Instructions to follow: Set every record down verbatim and omit the pictures.

[Items from an interface collection]
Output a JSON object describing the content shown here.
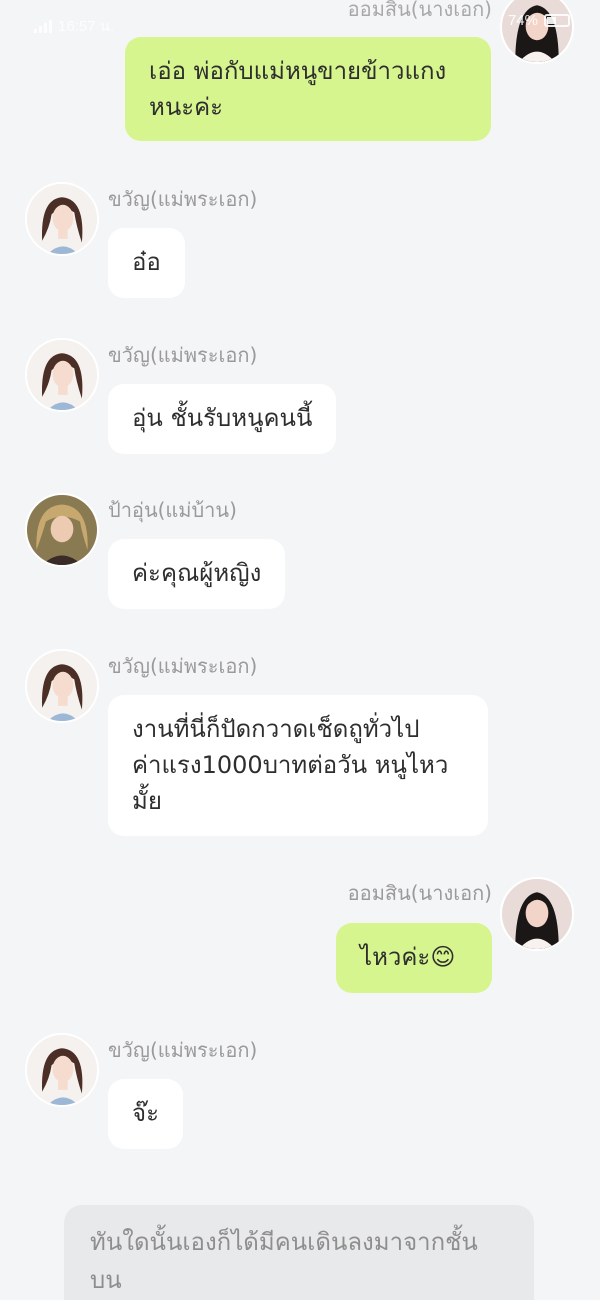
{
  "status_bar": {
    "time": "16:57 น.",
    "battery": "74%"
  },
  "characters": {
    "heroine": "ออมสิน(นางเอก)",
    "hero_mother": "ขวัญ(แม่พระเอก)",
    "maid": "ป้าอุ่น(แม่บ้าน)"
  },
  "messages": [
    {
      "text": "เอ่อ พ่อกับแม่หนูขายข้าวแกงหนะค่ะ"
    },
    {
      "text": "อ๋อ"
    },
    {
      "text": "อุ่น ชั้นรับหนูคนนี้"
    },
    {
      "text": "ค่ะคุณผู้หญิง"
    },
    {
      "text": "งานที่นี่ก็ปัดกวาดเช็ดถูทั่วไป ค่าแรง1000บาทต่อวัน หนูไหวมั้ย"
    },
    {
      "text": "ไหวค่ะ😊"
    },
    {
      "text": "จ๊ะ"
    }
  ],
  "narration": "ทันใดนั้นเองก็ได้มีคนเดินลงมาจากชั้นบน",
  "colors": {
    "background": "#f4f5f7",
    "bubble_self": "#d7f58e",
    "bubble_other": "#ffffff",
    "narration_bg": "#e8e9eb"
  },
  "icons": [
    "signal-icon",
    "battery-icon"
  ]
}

Task output:
Output a JSON object describing the content shown here.
{
  "status_bar": {
    "time": "16:57 น.",
    "battery": "74%"
  },
  "characters": {
    "heroine": "ออมสิน(นางเอก)",
    "hero_mother": "ขวัญ(แม่พระเอก)",
    "maid": "ป้าอุ่น(แม่บ้าน)"
  },
  "messages": [
    {
      "text": "เอ่อ พ่อกับแม่หนูขายข้าวแกงหนะค่ะ"
    },
    {
      "text": "อ๋อ"
    },
    {
      "text": "อุ่น ชั้นรับหนูคนนี้"
    },
    {
      "text": "ค่ะคุณผู้หญิง"
    },
    {
      "text": "งานที่นี่ก็ปัดกวาดเช็ดถูทั่วไป ค่าแรง1000บาทต่อวัน หนูไหวมั้ย"
    },
    {
      "text": "ไหวค่ะ😊"
    },
    {
      "text": "จ๊ะ"
    }
  ],
  "narration": "ทันใดนั้นเองก็ได้มีคนเดินลงมาจากชั้นบน",
  "colors": {
    "background": "#f4f5f7",
    "bubble_self": "#d7f58e",
    "bubble_other": "#ffffff",
    "narration_bg": "#e8e9eb"
  },
  "icons": [
    "signal-icon",
    "battery-icon"
  ]
}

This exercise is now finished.